(Stored data begins)

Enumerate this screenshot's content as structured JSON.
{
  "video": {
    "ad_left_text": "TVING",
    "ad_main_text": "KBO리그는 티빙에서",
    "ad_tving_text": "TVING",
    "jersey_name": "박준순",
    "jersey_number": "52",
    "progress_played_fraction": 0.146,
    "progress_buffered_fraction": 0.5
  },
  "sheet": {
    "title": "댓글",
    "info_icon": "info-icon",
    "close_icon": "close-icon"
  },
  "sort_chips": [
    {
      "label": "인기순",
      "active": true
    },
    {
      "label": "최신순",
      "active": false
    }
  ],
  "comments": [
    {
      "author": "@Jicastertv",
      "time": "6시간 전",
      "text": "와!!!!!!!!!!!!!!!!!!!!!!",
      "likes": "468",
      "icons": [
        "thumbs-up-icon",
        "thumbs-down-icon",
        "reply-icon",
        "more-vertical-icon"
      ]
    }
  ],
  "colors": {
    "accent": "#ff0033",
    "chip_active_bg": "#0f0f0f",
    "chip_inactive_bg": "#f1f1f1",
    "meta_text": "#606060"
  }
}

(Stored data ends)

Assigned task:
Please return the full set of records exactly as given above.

Written response:
Enumerate this screenshot's content as structured JSON.
{
  "video": {
    "ad_left_text": "TVING",
    "ad_main_text": "KBO리그는 티빙에서",
    "ad_tving_text": "TVING",
    "jersey_name": "박준순",
    "jersey_number": "52",
    "progress_played_fraction": 0.146,
    "progress_buffered_fraction": 0.5
  },
  "sheet": {
    "title": "댓글",
    "info_icon": "info-icon",
    "close_icon": "close-icon"
  },
  "sort_chips": [
    {
      "label": "인기순",
      "active": true
    },
    {
      "label": "최신순",
      "active": false
    }
  ],
  "comments": [
    {
      "author": "@Jicastertv",
      "time": "6시간 전",
      "text": "와!!!!!!!!!!!!!!!!!!!!!!",
      "likes": "468",
      "icons": [
        "thumbs-up-icon",
        "thumbs-down-icon",
        "reply-icon",
        "more-vertical-icon"
      ]
    }
  ],
  "colors": {
    "accent": "#ff0033",
    "chip_active_bg": "#0f0f0f",
    "chip_inactive_bg": "#f1f1f1",
    "meta_text": "#606060"
  }
}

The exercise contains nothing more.